WRL: New media, Afghanistan, Iraq and Al Qaeda

March 24, 2010

A few bits and pieces I’ve spotted recently:

1. Leveraging New Media (pdf):

A US military report on the Israeli Defence Force’s use of new media in the conflict in Gaza re-published in the Australian Army Journal. It’s from the middle of 2009 but I’d not picked it up before.

It’s authored by Lieutenant General William B Caldwell IV, US Army, Mr Dennis M Murphy, and Mr Anton Menning. Not a particularly surprising conclusion if you keep track of Caldwell’s thinking:

"As the media environment continues to fragment in the future, engaging ever diversifying platforms and channels will become more difficult for the military. But, as General Creighton Abrams reputedly once said, ‘If you don’t blow your own horn, someone will turn it into a funnel.’ Under conditions of the current new media blitz, his possibly apocryphal words might be paraphrased to say, ‘If you don’t engage, someone else will fill the void.’

Surrendering the information environment to the adversary is not a practical option. Therefore, the military must seriously consider where information and the new media lie in relationship to conventional warfighting functions. One thing seems sure: we must elevate information in doctrinal importance, and adequately fund and staff organizations dealing with information."

2. Al Qaeda Central and the Internet

A new report by Daniel Kimmage claims Al Qaeda is "today primarily a media phenomenon" but that it faces "grave challenges".

3. The myth of American newspapers supporting the Iraq war

Greg Mitchell argues that at least by the eve of the invasion US newspaper editorials were reflecting serious concerns about the war in Iraq. (Too little, too late?):

"Of the forty-four papers publishing editorials about the war, roughly one-third reiterated strong support for the White House, one-third repeated their abiding opposition to it and the rest–with further debate now useless–took a more philosophical approach"

4. Of Mice and Bureaucrats: NATO, Afghanistan, war reporting and the truth

An insight into the story behind the story of the reporting of an alleged NATO ‘cover up’ of civilian casualties which NATO denies.
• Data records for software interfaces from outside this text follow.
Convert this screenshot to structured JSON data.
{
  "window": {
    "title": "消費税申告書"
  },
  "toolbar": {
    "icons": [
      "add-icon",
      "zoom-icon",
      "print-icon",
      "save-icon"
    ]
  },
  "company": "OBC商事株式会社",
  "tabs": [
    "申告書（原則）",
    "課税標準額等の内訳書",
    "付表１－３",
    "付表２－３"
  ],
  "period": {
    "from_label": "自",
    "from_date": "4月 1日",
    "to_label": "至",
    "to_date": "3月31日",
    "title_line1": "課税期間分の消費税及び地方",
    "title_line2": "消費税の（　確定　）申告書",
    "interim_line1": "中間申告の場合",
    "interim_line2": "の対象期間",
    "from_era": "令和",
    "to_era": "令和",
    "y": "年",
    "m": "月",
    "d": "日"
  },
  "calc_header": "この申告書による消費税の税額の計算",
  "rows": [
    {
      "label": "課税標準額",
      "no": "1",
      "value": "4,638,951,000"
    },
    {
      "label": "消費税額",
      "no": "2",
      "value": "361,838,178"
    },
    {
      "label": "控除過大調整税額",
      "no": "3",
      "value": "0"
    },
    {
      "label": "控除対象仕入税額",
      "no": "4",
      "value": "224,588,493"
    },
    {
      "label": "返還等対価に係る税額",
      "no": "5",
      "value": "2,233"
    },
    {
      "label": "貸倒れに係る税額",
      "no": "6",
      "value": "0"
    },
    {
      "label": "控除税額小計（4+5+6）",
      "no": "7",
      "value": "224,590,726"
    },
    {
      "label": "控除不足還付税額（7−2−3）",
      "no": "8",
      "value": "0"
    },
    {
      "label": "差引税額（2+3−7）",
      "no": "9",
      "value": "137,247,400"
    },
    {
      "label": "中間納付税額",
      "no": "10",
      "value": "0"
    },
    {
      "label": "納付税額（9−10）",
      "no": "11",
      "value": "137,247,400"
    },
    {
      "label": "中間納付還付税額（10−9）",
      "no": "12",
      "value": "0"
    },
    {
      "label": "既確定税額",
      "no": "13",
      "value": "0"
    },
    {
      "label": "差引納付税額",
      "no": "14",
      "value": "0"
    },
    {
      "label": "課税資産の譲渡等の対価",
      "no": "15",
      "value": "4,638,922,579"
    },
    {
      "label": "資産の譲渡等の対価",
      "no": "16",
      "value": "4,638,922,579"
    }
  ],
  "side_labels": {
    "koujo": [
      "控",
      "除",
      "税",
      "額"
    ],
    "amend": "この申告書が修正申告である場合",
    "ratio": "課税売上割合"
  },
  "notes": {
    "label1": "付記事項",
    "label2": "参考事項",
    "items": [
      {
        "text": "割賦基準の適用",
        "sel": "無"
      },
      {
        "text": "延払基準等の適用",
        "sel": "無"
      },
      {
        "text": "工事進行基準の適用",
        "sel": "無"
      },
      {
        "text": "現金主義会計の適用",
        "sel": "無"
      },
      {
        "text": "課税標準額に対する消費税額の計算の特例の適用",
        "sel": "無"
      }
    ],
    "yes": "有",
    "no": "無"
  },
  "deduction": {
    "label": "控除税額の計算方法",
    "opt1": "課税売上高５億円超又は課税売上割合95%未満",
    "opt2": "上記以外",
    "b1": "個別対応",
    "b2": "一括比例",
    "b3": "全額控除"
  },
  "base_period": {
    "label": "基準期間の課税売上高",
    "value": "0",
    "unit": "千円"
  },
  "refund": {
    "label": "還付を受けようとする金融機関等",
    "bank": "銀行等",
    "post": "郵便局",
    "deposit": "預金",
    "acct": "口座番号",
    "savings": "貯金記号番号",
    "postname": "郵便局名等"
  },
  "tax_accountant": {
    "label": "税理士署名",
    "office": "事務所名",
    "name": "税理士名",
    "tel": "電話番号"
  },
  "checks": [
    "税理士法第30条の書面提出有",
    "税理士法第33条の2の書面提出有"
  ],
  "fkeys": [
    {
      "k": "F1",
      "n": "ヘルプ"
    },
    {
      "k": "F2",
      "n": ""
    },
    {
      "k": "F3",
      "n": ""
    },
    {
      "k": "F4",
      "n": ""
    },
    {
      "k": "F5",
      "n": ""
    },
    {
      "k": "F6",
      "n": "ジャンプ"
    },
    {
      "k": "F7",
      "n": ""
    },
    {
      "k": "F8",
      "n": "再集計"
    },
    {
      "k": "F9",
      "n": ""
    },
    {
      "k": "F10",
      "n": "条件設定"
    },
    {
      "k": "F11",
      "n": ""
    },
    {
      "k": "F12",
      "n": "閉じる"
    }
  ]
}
There is more here by the journalist who believes he was being lied to.